// 8/13/17 //
President Trump has escalated his warnings to North Korea, stating that his previous comments were possibly not harsh enough (NYT, WaPo, WSJ).
- Attacking North Korea would be illegal, writes Zachary Price at Take Care.
- Marty Lederman also thinks that President Trump cannot lawfully strike North Korea without congressional approval (Take Care).
- Nevertheless, President Trump might still launch an attack without congressional authorization, writes Ilya Somin (WaPo).
- The United States should not give up on diplomatic solutions to North Korea’s nuclear capabilities, argues Susan E. Rice (NYT).
- If President Trump decides to launch of preemptive strike, his senior military advisers have few other options, notes Dan Lamothe (WaPo).
- President Trump’s threats are clumsy and unlikely to change North Korea’s calculus or behavior, argues Eric Gomez at the Cato Institute.
- The New York Times provides an outline of self-defense and international law with regards to the situation in North Korea here.
The United Nations Security Council imposed punishing new sanctions on North Korea (NYT).
The Trump Administration is apparently considering whether to privatize a large portion of the war in Afghanistan (WaPo, USA Today).

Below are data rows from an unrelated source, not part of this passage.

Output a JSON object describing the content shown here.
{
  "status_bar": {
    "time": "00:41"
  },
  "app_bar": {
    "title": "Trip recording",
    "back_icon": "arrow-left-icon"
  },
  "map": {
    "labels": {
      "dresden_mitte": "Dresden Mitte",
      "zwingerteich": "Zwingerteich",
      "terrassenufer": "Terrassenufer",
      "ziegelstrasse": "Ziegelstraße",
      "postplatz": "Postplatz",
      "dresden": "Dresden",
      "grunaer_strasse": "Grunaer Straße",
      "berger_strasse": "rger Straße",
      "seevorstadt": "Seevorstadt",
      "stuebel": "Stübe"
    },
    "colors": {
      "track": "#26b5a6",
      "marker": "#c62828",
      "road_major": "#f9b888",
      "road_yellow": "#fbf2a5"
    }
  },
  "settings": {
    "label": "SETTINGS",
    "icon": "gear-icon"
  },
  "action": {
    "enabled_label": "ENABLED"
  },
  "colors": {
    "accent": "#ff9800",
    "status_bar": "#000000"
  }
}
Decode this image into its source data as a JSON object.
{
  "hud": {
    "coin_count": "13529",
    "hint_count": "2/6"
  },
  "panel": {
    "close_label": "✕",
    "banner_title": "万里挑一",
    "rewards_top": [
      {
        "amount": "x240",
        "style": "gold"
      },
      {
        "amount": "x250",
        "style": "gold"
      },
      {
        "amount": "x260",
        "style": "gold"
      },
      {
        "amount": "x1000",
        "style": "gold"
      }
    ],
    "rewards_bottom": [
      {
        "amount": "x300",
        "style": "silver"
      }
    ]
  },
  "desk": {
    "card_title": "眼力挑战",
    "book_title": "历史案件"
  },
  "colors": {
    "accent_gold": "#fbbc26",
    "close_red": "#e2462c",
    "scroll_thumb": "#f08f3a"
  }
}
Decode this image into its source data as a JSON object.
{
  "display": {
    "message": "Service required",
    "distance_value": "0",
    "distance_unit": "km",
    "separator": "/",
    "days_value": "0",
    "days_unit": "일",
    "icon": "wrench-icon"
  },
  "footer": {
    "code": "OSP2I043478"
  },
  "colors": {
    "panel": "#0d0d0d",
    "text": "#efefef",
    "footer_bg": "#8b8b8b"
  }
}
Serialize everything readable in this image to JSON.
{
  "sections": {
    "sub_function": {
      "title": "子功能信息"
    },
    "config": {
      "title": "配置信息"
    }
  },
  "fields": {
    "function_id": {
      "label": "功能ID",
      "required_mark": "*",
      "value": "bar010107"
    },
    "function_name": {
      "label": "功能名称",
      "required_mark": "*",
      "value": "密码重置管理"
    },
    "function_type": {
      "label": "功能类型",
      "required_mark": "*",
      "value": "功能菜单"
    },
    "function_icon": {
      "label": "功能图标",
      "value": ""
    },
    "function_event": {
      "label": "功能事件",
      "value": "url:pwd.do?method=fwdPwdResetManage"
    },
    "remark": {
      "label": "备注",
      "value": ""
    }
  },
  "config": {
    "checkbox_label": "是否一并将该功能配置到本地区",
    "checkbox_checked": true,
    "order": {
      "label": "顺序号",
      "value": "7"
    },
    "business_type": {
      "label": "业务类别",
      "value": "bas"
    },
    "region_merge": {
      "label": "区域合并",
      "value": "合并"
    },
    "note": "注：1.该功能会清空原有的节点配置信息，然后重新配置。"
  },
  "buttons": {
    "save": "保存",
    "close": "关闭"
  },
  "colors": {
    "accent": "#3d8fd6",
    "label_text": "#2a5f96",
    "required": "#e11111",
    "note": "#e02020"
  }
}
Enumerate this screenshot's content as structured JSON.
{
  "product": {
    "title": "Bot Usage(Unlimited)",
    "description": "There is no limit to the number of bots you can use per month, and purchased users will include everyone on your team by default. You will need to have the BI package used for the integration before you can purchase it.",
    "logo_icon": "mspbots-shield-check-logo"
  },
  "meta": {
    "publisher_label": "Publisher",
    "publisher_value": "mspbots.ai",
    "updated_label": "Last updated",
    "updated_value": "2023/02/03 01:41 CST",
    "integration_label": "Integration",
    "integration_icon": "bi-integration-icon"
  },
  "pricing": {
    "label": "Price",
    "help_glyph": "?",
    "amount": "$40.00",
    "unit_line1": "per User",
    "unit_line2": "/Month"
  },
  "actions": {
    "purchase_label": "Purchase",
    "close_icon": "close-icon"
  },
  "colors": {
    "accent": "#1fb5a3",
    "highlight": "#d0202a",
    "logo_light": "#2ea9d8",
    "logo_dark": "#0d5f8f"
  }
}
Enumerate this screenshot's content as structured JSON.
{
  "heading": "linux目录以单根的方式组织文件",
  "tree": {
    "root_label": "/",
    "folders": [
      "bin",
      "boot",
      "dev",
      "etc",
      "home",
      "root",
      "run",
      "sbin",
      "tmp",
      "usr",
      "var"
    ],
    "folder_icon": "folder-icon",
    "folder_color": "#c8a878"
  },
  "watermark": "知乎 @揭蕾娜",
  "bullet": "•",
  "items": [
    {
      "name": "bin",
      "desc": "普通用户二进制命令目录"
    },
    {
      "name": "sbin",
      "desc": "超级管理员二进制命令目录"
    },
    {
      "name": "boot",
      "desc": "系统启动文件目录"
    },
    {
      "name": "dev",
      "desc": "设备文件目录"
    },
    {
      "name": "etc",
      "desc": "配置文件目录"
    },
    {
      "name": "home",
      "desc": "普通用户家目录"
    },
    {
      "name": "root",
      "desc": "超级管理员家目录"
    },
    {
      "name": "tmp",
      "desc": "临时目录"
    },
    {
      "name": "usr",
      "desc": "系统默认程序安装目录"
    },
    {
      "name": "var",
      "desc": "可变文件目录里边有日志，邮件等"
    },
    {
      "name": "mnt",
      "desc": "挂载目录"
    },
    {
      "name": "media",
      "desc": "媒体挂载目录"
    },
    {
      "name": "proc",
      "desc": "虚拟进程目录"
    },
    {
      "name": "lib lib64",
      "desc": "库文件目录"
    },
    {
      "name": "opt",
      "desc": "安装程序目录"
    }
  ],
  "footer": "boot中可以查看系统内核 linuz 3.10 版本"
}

- Such a plan would risk significant problems that could undermine the military’s mission, writes Laura Dickinson (Just Security).